Exercise details – Among the records, which lines hold the word "name"? Pick them out.

Material to process –

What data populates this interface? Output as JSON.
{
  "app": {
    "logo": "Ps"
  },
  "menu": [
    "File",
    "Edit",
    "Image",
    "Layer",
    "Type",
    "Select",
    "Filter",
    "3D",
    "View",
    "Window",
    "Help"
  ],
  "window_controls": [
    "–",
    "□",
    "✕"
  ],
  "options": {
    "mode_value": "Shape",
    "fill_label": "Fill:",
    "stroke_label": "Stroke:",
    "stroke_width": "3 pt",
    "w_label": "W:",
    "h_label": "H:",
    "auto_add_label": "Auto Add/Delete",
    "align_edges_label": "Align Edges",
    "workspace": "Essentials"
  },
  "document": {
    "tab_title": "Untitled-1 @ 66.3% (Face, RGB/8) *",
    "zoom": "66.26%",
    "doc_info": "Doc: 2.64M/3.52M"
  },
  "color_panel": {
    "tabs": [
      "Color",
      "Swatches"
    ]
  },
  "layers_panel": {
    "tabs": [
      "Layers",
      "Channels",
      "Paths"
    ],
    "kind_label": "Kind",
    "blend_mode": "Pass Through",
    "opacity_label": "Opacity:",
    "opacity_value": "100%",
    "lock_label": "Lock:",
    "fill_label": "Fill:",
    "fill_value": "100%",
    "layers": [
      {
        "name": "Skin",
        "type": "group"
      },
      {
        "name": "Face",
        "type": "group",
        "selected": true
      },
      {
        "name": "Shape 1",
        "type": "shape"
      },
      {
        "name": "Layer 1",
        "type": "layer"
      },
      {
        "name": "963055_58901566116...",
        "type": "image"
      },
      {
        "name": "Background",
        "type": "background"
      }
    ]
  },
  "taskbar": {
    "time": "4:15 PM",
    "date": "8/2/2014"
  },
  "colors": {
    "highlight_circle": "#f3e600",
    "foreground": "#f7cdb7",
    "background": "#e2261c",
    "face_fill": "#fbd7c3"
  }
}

Solution to this problem –
        "name": "Skin",
        "name": "Face",
        "name": "Shape 1",
        "name": "Layer 1",
        "name": "963055_58901566116...",
        "name": "Background",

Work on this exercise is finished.